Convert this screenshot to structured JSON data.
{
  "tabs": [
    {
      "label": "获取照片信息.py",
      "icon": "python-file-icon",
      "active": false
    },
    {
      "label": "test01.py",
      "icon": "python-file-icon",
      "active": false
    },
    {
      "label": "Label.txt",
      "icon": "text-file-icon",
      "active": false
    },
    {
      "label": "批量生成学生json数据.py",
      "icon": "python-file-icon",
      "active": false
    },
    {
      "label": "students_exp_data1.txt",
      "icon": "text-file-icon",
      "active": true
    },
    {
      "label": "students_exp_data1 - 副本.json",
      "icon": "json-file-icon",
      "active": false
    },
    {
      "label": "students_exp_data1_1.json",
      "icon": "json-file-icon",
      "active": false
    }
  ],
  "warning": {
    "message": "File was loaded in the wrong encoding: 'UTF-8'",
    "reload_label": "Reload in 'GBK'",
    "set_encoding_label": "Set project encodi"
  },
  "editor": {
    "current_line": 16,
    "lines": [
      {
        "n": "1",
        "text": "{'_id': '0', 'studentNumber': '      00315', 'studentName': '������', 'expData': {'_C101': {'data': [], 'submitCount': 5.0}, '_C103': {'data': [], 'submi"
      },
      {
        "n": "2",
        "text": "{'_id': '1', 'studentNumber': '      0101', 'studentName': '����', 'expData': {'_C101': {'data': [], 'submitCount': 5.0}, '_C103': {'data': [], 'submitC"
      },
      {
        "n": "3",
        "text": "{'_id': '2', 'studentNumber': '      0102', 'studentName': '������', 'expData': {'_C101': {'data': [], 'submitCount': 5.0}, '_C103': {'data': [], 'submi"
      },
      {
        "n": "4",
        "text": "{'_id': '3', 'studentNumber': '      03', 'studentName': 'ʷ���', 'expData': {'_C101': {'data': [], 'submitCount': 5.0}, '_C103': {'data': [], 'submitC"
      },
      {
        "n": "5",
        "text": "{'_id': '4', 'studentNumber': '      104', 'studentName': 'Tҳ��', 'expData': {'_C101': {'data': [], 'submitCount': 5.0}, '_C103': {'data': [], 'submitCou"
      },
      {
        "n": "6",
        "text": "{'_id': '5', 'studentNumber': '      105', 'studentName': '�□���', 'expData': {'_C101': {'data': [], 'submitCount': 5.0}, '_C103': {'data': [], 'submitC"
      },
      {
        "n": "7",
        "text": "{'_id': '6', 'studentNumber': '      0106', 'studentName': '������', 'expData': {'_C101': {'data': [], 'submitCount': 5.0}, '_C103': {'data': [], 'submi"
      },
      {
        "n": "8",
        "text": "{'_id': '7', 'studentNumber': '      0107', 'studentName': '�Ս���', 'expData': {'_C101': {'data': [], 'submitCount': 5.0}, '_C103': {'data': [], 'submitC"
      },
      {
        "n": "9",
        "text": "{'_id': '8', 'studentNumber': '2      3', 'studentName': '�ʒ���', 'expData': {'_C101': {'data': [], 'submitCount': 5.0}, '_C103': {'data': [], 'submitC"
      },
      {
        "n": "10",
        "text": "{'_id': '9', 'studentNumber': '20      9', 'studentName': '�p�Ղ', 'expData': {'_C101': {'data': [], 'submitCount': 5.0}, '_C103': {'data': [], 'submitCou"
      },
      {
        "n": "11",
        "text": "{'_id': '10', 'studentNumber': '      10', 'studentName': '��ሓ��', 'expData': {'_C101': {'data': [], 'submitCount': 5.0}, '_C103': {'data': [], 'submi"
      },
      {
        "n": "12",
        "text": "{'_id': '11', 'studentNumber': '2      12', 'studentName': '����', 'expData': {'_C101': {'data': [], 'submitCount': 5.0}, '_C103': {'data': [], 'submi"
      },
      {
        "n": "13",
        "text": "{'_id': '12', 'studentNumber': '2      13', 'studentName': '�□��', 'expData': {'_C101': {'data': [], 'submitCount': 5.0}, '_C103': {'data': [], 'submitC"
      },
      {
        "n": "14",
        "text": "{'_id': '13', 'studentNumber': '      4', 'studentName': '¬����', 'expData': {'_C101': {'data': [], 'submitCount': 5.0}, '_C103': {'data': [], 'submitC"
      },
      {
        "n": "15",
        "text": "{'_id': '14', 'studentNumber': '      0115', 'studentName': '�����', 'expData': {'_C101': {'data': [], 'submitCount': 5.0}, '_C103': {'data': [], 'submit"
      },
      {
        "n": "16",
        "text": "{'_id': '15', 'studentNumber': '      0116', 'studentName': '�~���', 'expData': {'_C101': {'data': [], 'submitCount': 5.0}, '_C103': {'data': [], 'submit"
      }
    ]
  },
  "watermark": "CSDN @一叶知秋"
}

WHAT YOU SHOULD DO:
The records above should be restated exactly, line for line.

SOLVED EXERCISE:
Convert this screenshot to structured JSON data.
{
  "tabs": [
    {
      "label": "获取照片信息.py",
      "icon": "python-file-icon",
      "active": false
    },
    {
      "label": "test01.py",
      "icon": "python-file-icon",
      "active": false
    },
    {
      "label": "Label.txt",
      "icon": "text-file-icon",
      "active": false
    },
    {
      "label": "批量生成学生json数据.py",
      "icon": "python-file-icon",
      "active": false
    },
    {
      "label": "students_exp_data1.txt",
      "icon": "text-file-icon",
      "active": true
    },
    {
      "label": "students_exp_data1 - 副本.json",
      "icon": "json-file-icon",
      "active": false
    },
    {
      "label": "students_exp_data1_1.json",
      "icon": "json-file-icon",
      "active": false
    }
  ],
  "warning": {
    "message": "File was loaded in the wrong encoding: 'UTF-8'",
    "reload_label": "Reload in 'GBK'",
    "set_encoding_label": "Set project encodi"
  },
  "editor": {
    "current_line": 16,
    "lines": [
      {
        "n": "1",
        "text": "{'_id': '0', 'studentNumber': '      00315', 'studentName': '������', 'expData': {'_C101': {'data': [], 'submitCount': 5.0}, '_C103': {'data': [], 'submi"
      },
      {
        "n": "2",
        "text": "{'_id': '1', 'studentNumber': '      0101', 'studentName': '����', 'expData': {'_C101': {'data': [], 'submitCount': 5.0}, '_C103': {'data': [], 'submitC"
      },
      {
        "n": "3",
        "text": "{'_id': '2', 'studentNumber': '      0102', 'studentName': '������', 'expData': {'_C101': {'data': [], 'submitCount': 5.0}, '_C103': {'data': [], 'submi"
      },
      {
        "n": "4",
        "text": "{'_id': '3', 'studentNumber': '      03', 'studentName': 'ʷ���', 'expData': {'_C101': {'data': [], 'submitCount': 5.0}, '_C103': {'data': [], 'submitC"
      },
      {
        "n": "5",
        "text": "{'_id': '4', 'studentNumber': '      104', 'studentName': 'Tҳ��', 'expData': {'_C101': {'data': [], 'submitCount': 5.0}, '_C103': {'data': [], 'submitCou"
      },
      {
        "n": "6",
        "text": "{'_id': '5', 'studentNumber': '      105', 'studentName': '�□���', 'expData': {'_C101': {'data': [], 'submitCount': 5.0}, '_C103': {'data': [], 'submitC"
      },
      {
        "n": "7",
        "text": "{'_id': '6', 'studentNumber': '      0106', 'studentName': '������', 'expData': {'_C101': {'data': [], 'submitCount': 5.0}, '_C103': {'data': [], 'submi"
      },
      {
        "n": "8",
        "text": "{'_id': '7', 'studentNumber': '      0107', 'studentName': '�Ս���', 'expData': {'_C101': {'data': [], 'submitCount': 5.0}, '_C103': {'data': [], 'submitC"
      },
      {
        "n": "9",
        "text": "{'_id': '8', 'studentNumber': '2      3', 'studentName': '�ʒ���', 'expData': {'_C101': {'data': [], 'submitCount': 5.0}, '_C103': {'data': [], 'submitC"
      },
      {
        "n": "10",
        "text": "{'_id': '9', 'studentNumber': '20      9', 'studentName': '�p�Ղ', 'expData': {'_C101': {'data': [], 'submitCount': 5.0}, '_C103': {'data': [], 'submitCou"
      },
      {
        "n": "11",
        "text": "{'_id': '10', 'studentNumber': '      10', 'studentName': '��ሓ��', 'expData': {'_C101': {'data': [], 'submitCount': 5.0}, '_C103': {'data': [], 'submi"
      },
      {
        "n": "12",
        "text": "{'_id': '11', 'studentNumber': '2      12', 'studentName': '����', 'expData': {'_C101': {'data': [], 'submitCount': 5.0}, '_C103': {'data': [], 'submi"
      },
      {
        "n": "13",
        "text": "{'_id': '12', 'studentNumber': '2      13', 'studentName': '�□��', 'expData': {'_C101': {'data': [], 'submitCount': 5.0}, '_C103': {'data': [], 'submitC"
      },
      {
        "n": "14",
        "text": "{'_id': '13', 'studentNumber': '      4', 'studentName': '¬����', 'expData': {'_C101': {'data': [], 'submitCount': 5.0}, '_C103': {'data': [], 'submitC"
      },
      {
        "n": "15",
        "text": "{'_id': '14', 'studentNumber': '      0115', 'studentName': '�����', 'expData': {'_C101': {'data': [], 'submitCount': 5.0}, '_C103': {'data': [], 'submit"
      },
      {
        "n": "16",
        "text": "{'_id': '15', 'studentNumber': '      0116', 'studentName': '�~���', 'expData': {'_C101': {'data': [], 'submitCount': 5.0}, '_C103': {'data': [], 'submit"
      }
    ]
  },
  "watermark": "CSDN @一叶知秋"
}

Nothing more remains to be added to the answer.